**Exercise directions:** If a line in the data below contains the word "desc", copy it out.

=== Begin Enclosure ===

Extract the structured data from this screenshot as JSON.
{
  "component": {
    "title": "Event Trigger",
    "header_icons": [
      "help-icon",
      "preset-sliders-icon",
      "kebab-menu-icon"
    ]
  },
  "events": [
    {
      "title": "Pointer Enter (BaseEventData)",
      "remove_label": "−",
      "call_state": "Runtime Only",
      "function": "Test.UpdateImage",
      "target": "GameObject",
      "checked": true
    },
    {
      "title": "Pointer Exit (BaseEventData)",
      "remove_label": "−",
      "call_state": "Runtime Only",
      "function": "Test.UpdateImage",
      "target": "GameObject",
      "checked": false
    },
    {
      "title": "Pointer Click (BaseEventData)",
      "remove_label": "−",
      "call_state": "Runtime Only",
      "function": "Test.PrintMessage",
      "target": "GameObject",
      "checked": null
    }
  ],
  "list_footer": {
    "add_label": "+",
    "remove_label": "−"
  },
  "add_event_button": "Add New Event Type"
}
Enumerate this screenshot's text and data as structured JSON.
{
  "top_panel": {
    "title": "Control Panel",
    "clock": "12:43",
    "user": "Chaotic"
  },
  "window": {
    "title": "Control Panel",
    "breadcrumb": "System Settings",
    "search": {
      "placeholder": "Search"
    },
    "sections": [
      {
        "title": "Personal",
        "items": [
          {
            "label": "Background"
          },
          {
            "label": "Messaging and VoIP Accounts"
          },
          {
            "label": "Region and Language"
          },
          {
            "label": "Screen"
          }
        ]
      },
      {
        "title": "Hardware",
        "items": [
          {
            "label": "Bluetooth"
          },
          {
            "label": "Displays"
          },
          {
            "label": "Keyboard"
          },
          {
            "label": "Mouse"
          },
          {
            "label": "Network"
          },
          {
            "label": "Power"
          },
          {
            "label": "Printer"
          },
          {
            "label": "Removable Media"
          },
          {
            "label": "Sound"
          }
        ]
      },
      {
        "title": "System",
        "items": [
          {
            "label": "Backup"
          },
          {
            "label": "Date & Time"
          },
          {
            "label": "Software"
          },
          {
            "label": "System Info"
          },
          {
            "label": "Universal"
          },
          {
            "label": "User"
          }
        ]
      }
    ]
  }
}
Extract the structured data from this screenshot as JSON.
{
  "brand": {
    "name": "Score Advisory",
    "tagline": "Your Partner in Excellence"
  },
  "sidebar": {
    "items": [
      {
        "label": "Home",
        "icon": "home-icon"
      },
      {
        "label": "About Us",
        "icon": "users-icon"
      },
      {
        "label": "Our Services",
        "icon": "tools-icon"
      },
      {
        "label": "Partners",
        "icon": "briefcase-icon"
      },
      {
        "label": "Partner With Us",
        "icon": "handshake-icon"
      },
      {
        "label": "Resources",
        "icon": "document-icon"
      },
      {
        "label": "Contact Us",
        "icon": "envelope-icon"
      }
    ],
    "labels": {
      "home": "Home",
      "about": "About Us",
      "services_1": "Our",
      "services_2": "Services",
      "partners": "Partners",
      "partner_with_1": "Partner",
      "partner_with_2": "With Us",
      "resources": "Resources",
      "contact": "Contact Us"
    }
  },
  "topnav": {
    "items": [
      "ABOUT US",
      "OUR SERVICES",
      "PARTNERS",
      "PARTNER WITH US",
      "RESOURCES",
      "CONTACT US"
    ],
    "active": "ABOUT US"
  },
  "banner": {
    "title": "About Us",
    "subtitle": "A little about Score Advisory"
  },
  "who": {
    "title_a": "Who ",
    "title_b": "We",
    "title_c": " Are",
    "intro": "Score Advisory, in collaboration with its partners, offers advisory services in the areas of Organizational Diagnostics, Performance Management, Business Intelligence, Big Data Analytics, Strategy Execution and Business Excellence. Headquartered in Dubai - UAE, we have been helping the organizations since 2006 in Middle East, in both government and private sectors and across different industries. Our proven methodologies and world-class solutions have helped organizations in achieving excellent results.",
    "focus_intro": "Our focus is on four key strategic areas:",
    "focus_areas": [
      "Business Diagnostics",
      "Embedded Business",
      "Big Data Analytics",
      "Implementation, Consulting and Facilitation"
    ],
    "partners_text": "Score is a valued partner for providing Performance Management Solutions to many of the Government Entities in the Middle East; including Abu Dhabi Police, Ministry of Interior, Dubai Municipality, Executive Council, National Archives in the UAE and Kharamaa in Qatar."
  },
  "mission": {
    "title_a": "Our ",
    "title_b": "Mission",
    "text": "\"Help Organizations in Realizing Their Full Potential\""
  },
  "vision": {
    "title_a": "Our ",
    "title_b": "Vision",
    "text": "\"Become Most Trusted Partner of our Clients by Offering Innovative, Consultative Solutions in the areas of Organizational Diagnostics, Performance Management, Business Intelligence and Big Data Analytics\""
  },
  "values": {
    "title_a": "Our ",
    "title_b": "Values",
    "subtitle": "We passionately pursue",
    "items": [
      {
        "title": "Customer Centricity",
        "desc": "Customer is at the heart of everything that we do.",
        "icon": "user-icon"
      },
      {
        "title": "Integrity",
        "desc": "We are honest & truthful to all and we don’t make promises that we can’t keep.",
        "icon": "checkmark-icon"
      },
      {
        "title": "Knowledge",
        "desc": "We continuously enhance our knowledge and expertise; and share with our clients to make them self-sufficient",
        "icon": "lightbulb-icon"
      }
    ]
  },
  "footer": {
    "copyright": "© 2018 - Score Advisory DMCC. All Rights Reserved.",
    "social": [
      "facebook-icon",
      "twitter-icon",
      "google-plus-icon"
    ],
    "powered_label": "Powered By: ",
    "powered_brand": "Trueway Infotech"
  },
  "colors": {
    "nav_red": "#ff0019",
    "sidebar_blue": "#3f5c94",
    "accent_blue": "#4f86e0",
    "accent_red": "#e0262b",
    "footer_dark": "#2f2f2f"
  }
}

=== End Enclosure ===

**Solution to this task:**
        "desc": "Customer is at the heart of everything that we do.",
        "desc": "We are honest & truthful to all and we don’t make promises that we can’t keep.",
        "desc": "We continuously enhance our knowledge and expertise; and share with our clients to make them self-sufficient",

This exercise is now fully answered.